This is How Seasonal Change Affects Your MoodThe leaves are starting to change, the days are becoming shorter, and soon the temperatures will plummet. If you find that you're not as cheerful as you were during the summertime, you're not alone.

While seasonal changes don't affect everyone the same, you might notice that you have less energy, feel less social, have lost interest in activities, crave lots of carbs, and either have trouble sleeping or want to sleep more than usual.

What causes seasonal changes in mood?

Our mood tends to change with the season due to biological and physiological factors, but the most significant factor in those mood swings is light. Length of the day is the main thing that affects mood.

Because your body's circadian clock monitors changes in day length, those changes result in mood disruption. The circadian clock also contributes to hormone release, temperature regulation, and metabolism. During the fall and winter months, your body produces less serotonin, which is a hormone that helps regulate mood, contributing to feelings of happiness.

What's more, changing light-dark cycles affect body temperature, how long it takes you to fall asleep, and how much melatonin the body produces. It also affects the production of stress hormones.

In a nutshell, the fall and winter blues are a biological response to changing light levels.

Fall time doesn't have to get you down

If your symptoms aren't that severe, there are a few things you can do to boost your mood:

  • Soak up the sunshine. Since lack of light contributes to low mood in the first place, it's essential to get as much sunlight as possible. This means you should take a walk outside and open up your blinds. You can also invest in a SAD lamp that mimics natural light.
  • Exercise more. Exercise is a huge mood booster and stress buster. It increases the release of feel-good hormones in the brain, helping to alleviate depression.
  • Eat healthily. Diet and mood go hand-in-hand. Focus on eating fruits, vegetables, omega-3-rich foods, proteins, and complex carbohydrates to help keep your mood and energy up.
  • Spend time with friends. Research has shown that spending time with friends can help relieve stress and provide a sense of wellbeing.

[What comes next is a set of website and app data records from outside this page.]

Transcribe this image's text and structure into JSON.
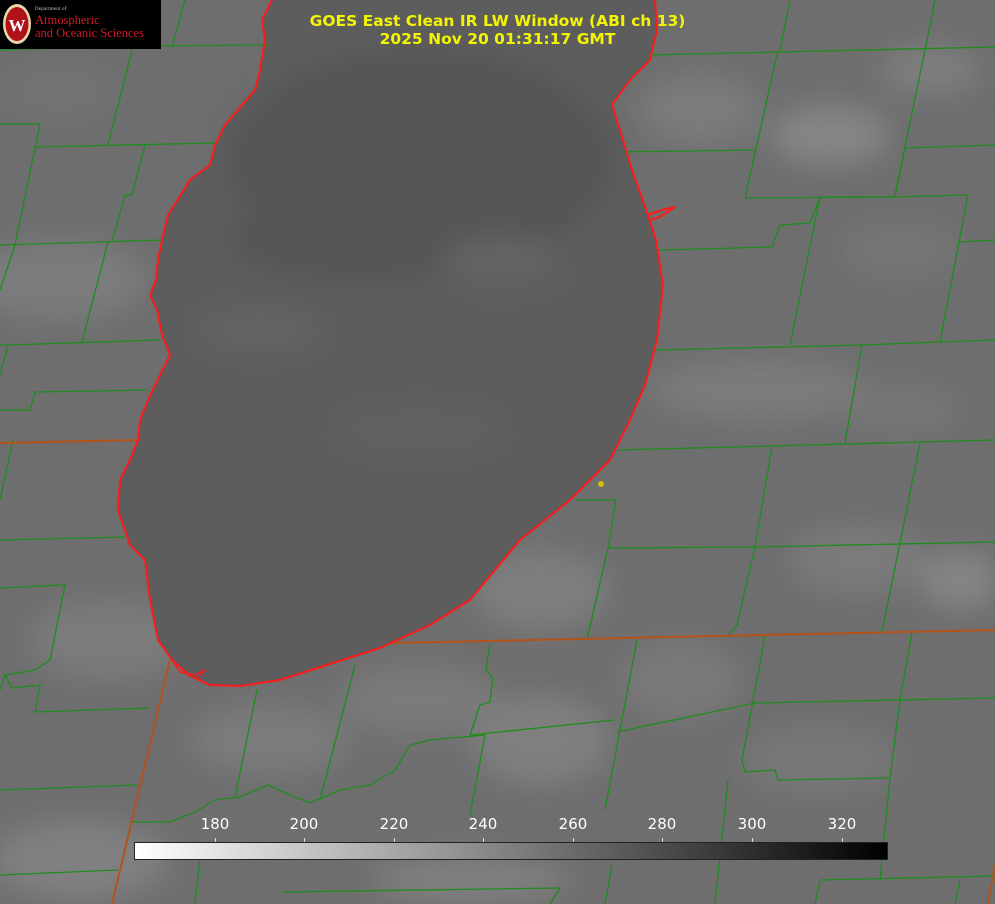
{
  "header": {
    "title_line1": "GOES East Clean IR LW Window (ABI ch 13)",
    "title_line2": "2025 Nov 20 01:31:17 GMT"
  },
  "logo": {
    "department": "Department of",
    "line1": "Atmospheric",
    "line2": "and Oceanic Sciences",
    "seal_letter": "W"
  },
  "colorbar": {
    "ticks": [
      "180",
      "200",
      "220",
      "240",
      "260",
      "280",
      "300",
      "320"
    ],
    "gradient_from": "#ffffff",
    "gradient_to": "#000000"
  },
  "colors": {
    "title": "#f4f500",
    "lake_shoreline": "#ff1a1a",
    "county_lines": "#1e8c1e",
    "state_line": "#b5521a",
    "station_dot": "#cfc000",
    "lake_fill": "#5b5b5b",
    "land_fill": "#6e6e6e"
  }
}
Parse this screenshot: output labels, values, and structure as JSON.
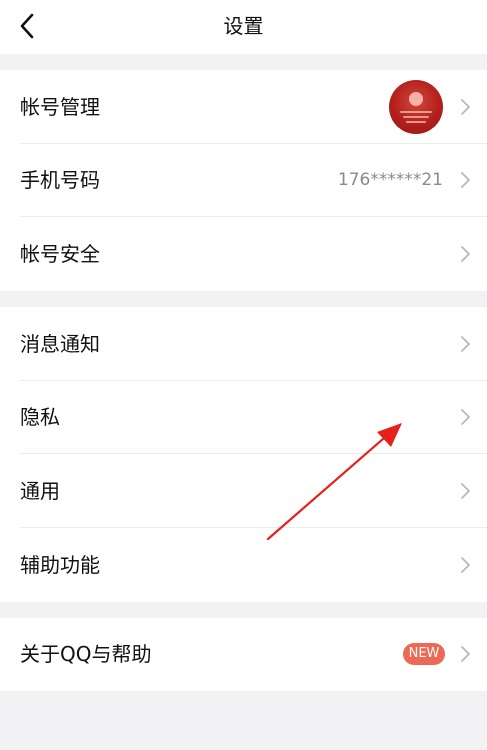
{
  "header": {
    "title": "设置"
  },
  "groups": [
    {
      "items": [
        {
          "label": "帐号管理",
          "trailing": "avatar"
        },
        {
          "label": "手机号码",
          "value": "176******21"
        },
        {
          "label": "帐号安全"
        }
      ]
    },
    {
      "items": [
        {
          "label": "消息通知"
        },
        {
          "label": "隐私"
        },
        {
          "label": "通用"
        },
        {
          "label": "辅助功能"
        }
      ]
    },
    {
      "items": [
        {
          "label": "关于QQ与帮助",
          "badge": "NEW"
        }
      ]
    }
  ],
  "icons": {
    "back": "chevron-left-icon",
    "row_trailing": "chevron-right-icon",
    "annotation": "red-arrow-annotation"
  },
  "colors": {
    "page_background": "#f2f2f4",
    "row_background": "#ffffff",
    "primary_text": "#111111",
    "secondary_text": "#8a8a8e",
    "chevron": "#b8b8bc",
    "badge": "#ec6a55",
    "avatar": "#b41f1c",
    "annotation_arrow": "#e8201a"
  }
}
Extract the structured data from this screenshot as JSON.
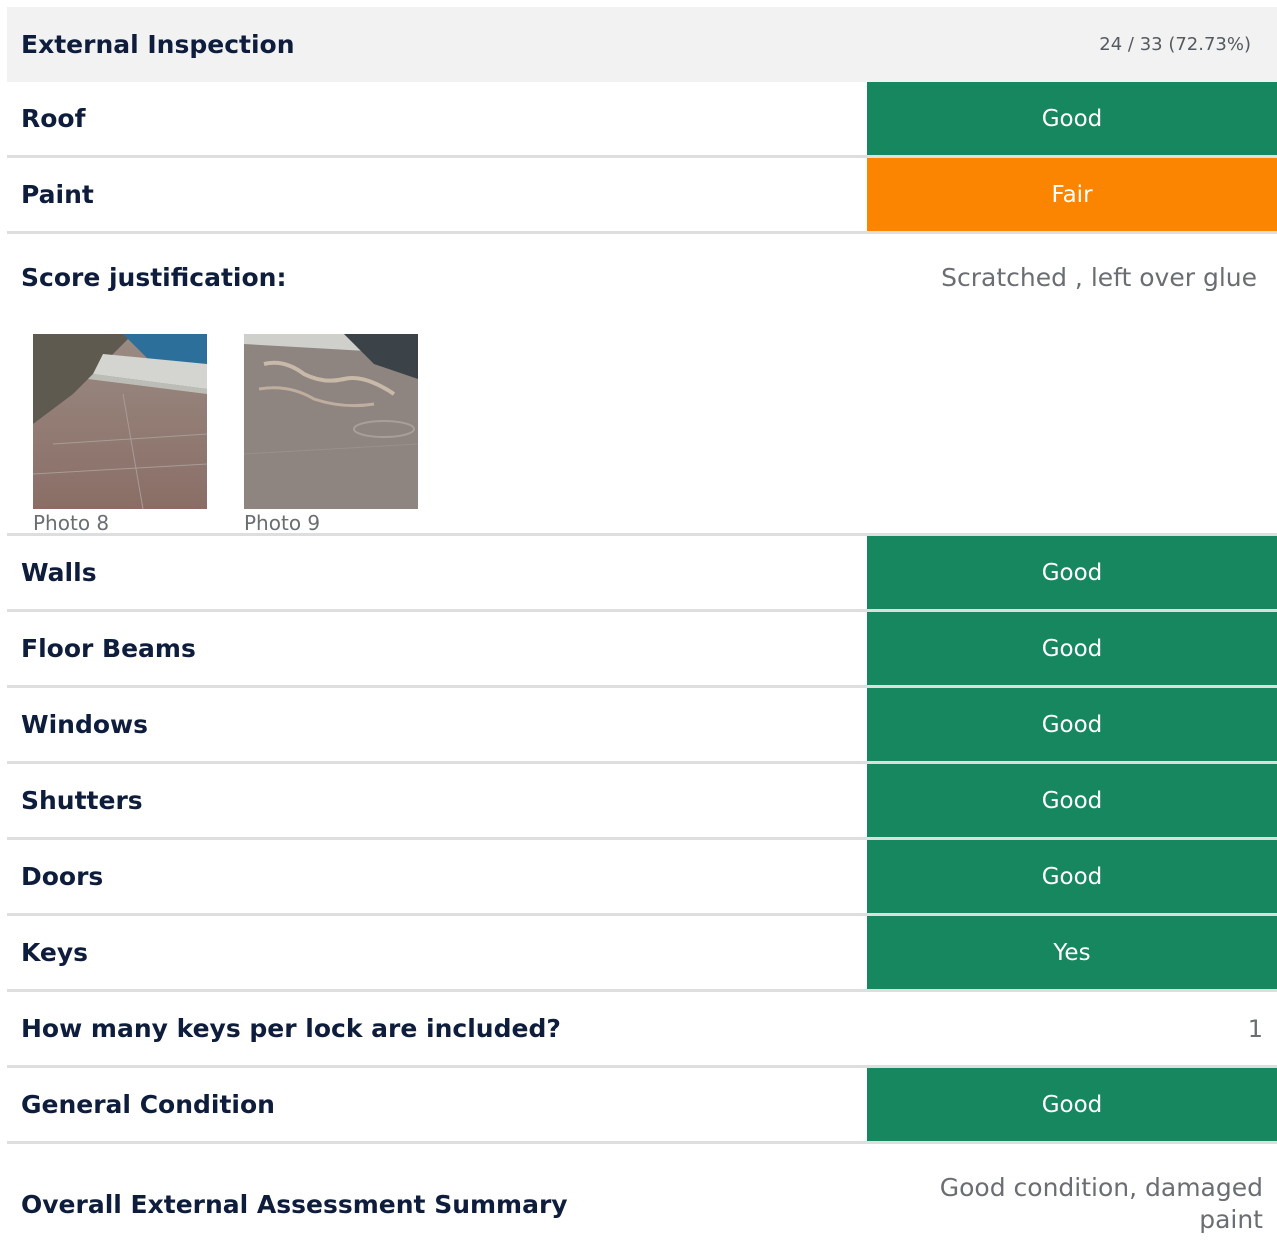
{
  "section": {
    "title": "External Inspection",
    "score": "24 / 33 (72.73%)"
  },
  "rows": {
    "roof": {
      "label": "Roof",
      "value": "Good",
      "status_color": "#178760"
    },
    "paint": {
      "label": "Paint",
      "value": "Fair",
      "status_color": "#fb8500"
    },
    "walls": {
      "label": "Walls",
      "value": "Good",
      "status_color": "#178760"
    },
    "floor_beams": {
      "label": "Floor Beams",
      "value": "Good",
      "status_color": "#178760"
    },
    "windows": {
      "label": "Windows",
      "value": "Good",
      "status_color": "#178760"
    },
    "shutters": {
      "label": "Shutters",
      "value": "Good",
      "status_color": "#178760"
    },
    "doors": {
      "label": "Doors",
      "value": "Good",
      "status_color": "#178760"
    },
    "keys": {
      "label": "Keys",
      "value": "Yes",
      "status_color": "#178760"
    },
    "keys_per_lock": {
      "label": "How many keys per lock are included?",
      "value": "1"
    },
    "general_condition": {
      "label": "General Condition",
      "value": "Good",
      "status_color": "#178760"
    }
  },
  "justification": {
    "label": "Score justification:",
    "text": "Scratched , left over glue",
    "photos": [
      {
        "caption": "Photo 8"
      },
      {
        "caption": "Photo 9"
      }
    ]
  },
  "summary": {
    "label": "Overall External Assessment Summary",
    "text": "Good condition, damaged paint"
  }
}
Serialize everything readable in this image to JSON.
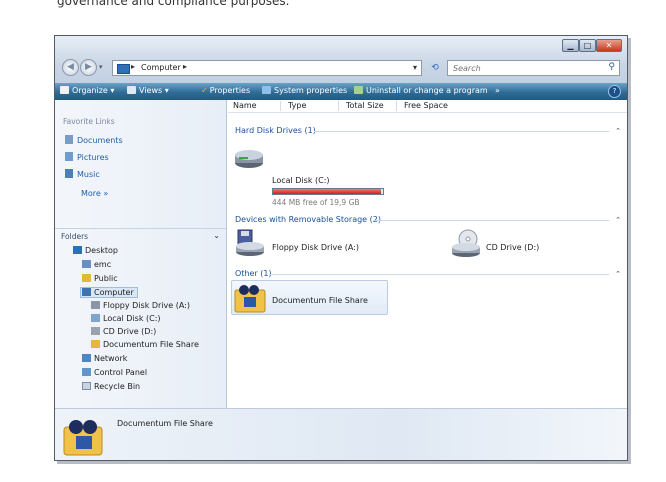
{
  "caption": "governance and compliance purposes.",
  "window": {
    "minimize_glyph": "▁",
    "maximize_glyph": "□",
    "close_glyph": "✕"
  },
  "address": {
    "path": "Computer",
    "separator": "▸",
    "search_placeholder": "Search"
  },
  "toolbar": {
    "organize": "Organize",
    "views": "Views",
    "properties": "Properties",
    "system_properties": "System properties",
    "uninstall": "Uninstall or change a program",
    "overflow": "»",
    "help": "?",
    "dropdown_glyph": "▾"
  },
  "nav": {
    "favorite_links_header": "Favorite Links",
    "favorites": [
      "Documents",
      "Pictures",
      "Music"
    ],
    "more": "More",
    "more_glyph": "»",
    "folders_header": "Folders",
    "tree": [
      "Desktop",
      "emc",
      "Public",
      "Computer",
      "Floppy Disk Drive (A:)",
      "Local Disk (C:)",
      "CD Drive (D:)",
      "Documentum File Share",
      "Network",
      "Control Panel",
      "Recycle Bin"
    ]
  },
  "columns": [
    "Name",
    "Type",
    "Total Size",
    "Free Space"
  ],
  "groups": {
    "hard_disk": "Hard Disk Drives (1)",
    "removable": "Devices with Removable Storage (2)",
    "other": "Other (1)"
  },
  "items": {
    "local_disk": "Local Disk (C:)",
    "local_disk_free": "444 MB free of 19,9 GB",
    "local_disk_used_fraction": 0.978,
    "floppy": "Floppy Disk Drive (A:)",
    "cd": "CD Drive (D:)",
    "dfs": "Documentum File Share"
  },
  "details": {
    "selected": "Documentum File Share"
  },
  "colors": {
    "toolbar": "#2e6c97",
    "usage_bar": "#d31e12",
    "link": "#1e5fae"
  }
}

If your symptoms are more severe, or if lifestyle changes aren't helping, then you might have seasonal affective disorder and should seek out professional help right away.

References
  1. "How Does Seasonal Change Affect Your Mood?," Bustle, August 20, 2018.
  2. "Yes, The Change in Seasons Really Does Affect Your Mood," Huffington Post, October 6, 2016.

 

mental health | wellness | fall | self-care